The Graybar Sunshine Carbon Arc Health Lamp
A vintage Graybar Sunshine Carbon Arc Health Lamp, acquired by Larry Brian Radka, the architect of this website, on Ebay, is portrayed in the photographs above and below. It measures about 19 inches in height and 14 in width, and The Saturday Evening Post's 1930 advertisement of this beautiful tanning arc light sets forth some of its other features below:
For those who cannot easily make out the text in the advertisement, it reads as follows:
“Yes, they’re both PALM BEACH
“‘Sun served’ people! What if you can’t go to the beach for a sun-bath these winter days! Beach sunshine . . . glorious, vitamin-laden sunshine . . . can come to you. Right in your home! Any weather. Any hour, day or night. Any season. Anywhere. At the mere touch of a handy lever on the Graybar Sunshine Health Lamp.
“It’s one of the great discoveries of the decade! The story? Below . . .
“About the Graybar Sunshine Health Lamp
“It does for you what natural sunshine does. And what’s more . . . just imagine getting those stimulating healthful rays all over your body . . . with no clothes to interfere!
“Convenient? Use it on any table! . . . Safe? To prevent over-exposure the current goes off automatically after 7 minutes . . . Pleasant? Oh, what soothing, relaxing warmth! . . . Quality? Backed by Graybar, the oldest electrical distributor . . . Price? Reasonable! Coupon below. Mail it.
“(Note: This lamp is not offered as a ‘Cure All.’ In case of any specific ailment, consult your doctor.)”
The price, as indicated in the advertisement above, was “$49.50” but “Slightly higher West of Rockies.”
The lamp Larry acquired is a very smooth running arc light that meets all of the expectations set forth in the ad above.
Above is another picture of the Graybar Sunshine lamp. Note that it uses large carbons, and an adjustable plate as well a a fold-down screen to prevent random sparks from flying out. Its heavy cast iron face and base support a small drawer to remove any falling carbon residue.
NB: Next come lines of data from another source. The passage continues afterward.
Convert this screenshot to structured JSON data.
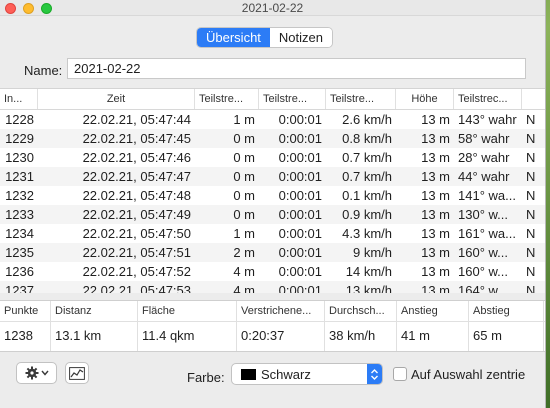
{
  "window": {
    "title": "2021-02-22"
  },
  "tabs": [
    {
      "label": "Übersicht",
      "active": true
    },
    {
      "label": "Notizen",
      "active": false
    }
  ],
  "name_field": {
    "label": "Name:",
    "value": "2021-02-22"
  },
  "table": {
    "columns": [
      "In...",
      "Zeit",
      "Teilstre...",
      "Teilstre...",
      "Teilstre...",
      "Höhe",
      "Teilstrec..."
    ],
    "rows": [
      [
        "1228",
        "22.02.21, 05:47:44",
        "1 m",
        "0:00:01",
        "2.6 km/h",
        "13 m",
        "143° wahr",
        "N"
      ],
      [
        "1229",
        "22.02.21, 05:47:45",
        "0 m",
        "0:00:01",
        "0.8 km/h",
        "13 m",
        "58° wahr",
        "N"
      ],
      [
        "1230",
        "22.02.21, 05:47:46",
        "0 m",
        "0:00:01",
        "0.7 km/h",
        "13 m",
        "28° wahr",
        "N"
      ],
      [
        "1231",
        "22.02.21, 05:47:47",
        "0 m",
        "0:00:01",
        "0.7 km/h",
        "13 m",
        "44° wahr",
        "N"
      ],
      [
        "1232",
        "22.02.21, 05:47:48",
        "0 m",
        "0:00:01",
        "0.1 km/h",
        "13 m",
        "141° wa...",
        "N"
      ],
      [
        "1233",
        "22.02.21, 05:47:49",
        "0 m",
        "0:00:01",
        "0.9 km/h",
        "13 m",
        "130° w...",
        "N"
      ],
      [
        "1234",
        "22.02.21, 05:47:50",
        "1 m",
        "0:00:01",
        "4.3 km/h",
        "13 m",
        "161° wa...",
        "N"
      ],
      [
        "1235",
        "22.02.21, 05:47:51",
        "2 m",
        "0:00:01",
        "9 km/h",
        "13 m",
        "160° w...",
        "N"
      ],
      [
        "1236",
        "22.02.21, 05:47:52",
        "4 m",
        "0:00:01",
        "14 km/h",
        "13 m",
        "160° w...",
        "N"
      ],
      [
        "1237",
        "22.02.21, 05:47:53",
        "4 m",
        "0:00:01",
        "13 km/h",
        "13 m",
        "164° w...",
        "N"
      ]
    ]
  },
  "stats": {
    "headers": [
      "Punkte",
      "Distanz",
      "Fläche",
      "Verstrichene...",
      "Durchsch...",
      "Anstieg",
      "Abstieg"
    ],
    "values": [
      "1238",
      "13.1 km",
      "11.4 qkm",
      "0:20:37",
      "38 km/h",
      "41 m",
      "65 m"
    ]
  },
  "footer": {
    "color_label": "Farbe:",
    "color_value": "Schwarz",
    "color_swatch": "#000000",
    "checkbox_label": "Auf Auswahl zentrie",
    "gear_icon": "gear-icon",
    "chart_icon": "line-chart-icon"
  },
  "colors": {
    "accent": "#2c7cf6"
  }
}
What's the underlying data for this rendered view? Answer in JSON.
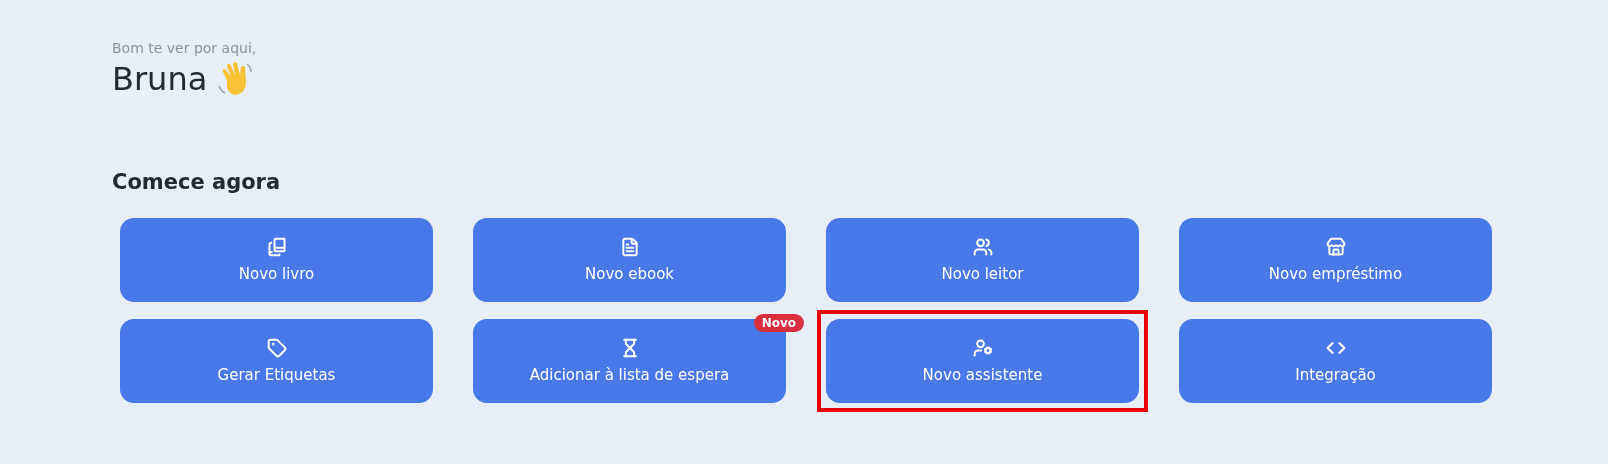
{
  "greeting": {
    "subtitle": "Bom te ver por aqui,",
    "name": "Bruna"
  },
  "section": {
    "title": "Comece agora"
  },
  "actions": [
    {
      "label": "Novo livro",
      "highlighted": false
    },
    {
      "label": "Novo ebook",
      "highlighted": false
    },
    {
      "label": "Novo leitor",
      "highlighted": false
    },
    {
      "label": "Novo empréstimo",
      "highlighted": false
    },
    {
      "label": "Gerar Etiquetas",
      "highlighted": false
    },
    {
      "label": "Adicionar à lista de espera",
      "badge": "Novo",
      "highlighted": false
    },
    {
      "label": "Novo assistente",
      "highlighted": true
    },
    {
      "label": "Integração",
      "highlighted": false
    }
  ]
}
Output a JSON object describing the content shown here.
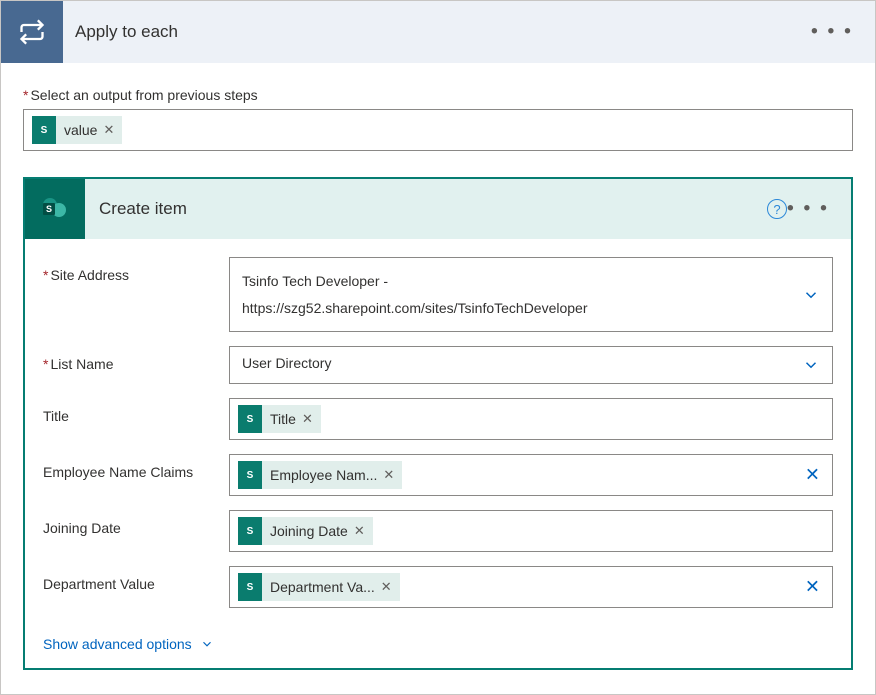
{
  "loop": {
    "title": "Apply to each",
    "output_label": "Select an output from previous steps",
    "value_token": "value"
  },
  "action": {
    "title": "Create item",
    "fields": {
      "site_label": "Site Address",
      "site_line1": "Tsinfo Tech Developer -",
      "site_line2": "https://szg52.sharepoint.com/sites/TsinfoTechDeveloper",
      "list_label": "List Name",
      "list_value": "User Directory",
      "title_label": "Title",
      "title_token": "Title",
      "emp_label": "Employee Name Claims",
      "emp_token": "Employee Nam...",
      "join_label": "Joining Date",
      "join_token": "Joining Date",
      "dept_label": "Department Value",
      "dept_token": "Department Va..."
    },
    "advanced_label": "Show advanced options"
  }
}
However, nearly all of the vaporized carbon and heat is sent upward through the vents at the top, which are illustrated below:
Note the white vaporized carbon residue under the hinged vent atop the sunshine lamp. (White carbon residue from ancient arc lamps blended in well with the white walls of ancient Egyptian tombs
.) Inside we see two ends of the carbons connected with bare wire covered by ceramic or porcelain beads, which can readily withstand the head emitted by the red-hot rheostat located below. The coiled rheostat, much like those found in portable heaters, limits the current to the arcs, which operate in a series circuit.
From the name plate above, on the back of the arc lamp, we see that it can operate on 110-volt Alternating or Direct Current at 12 amperes. This adds up, according to Ohm's Law, to a power dissipation in the rheostat of 1320 watts that equals the power provied by a mighty fine portable electric heater. So using a carbon arc sunshine lamp on a northern winter day would serve two advantageous purposes, to tan the skin and warm the room at the same time.
And the Graybar Sunshine carbon arc health lamp was indeed an active participant.
This page was last modified on Tuesday, January 19, 2016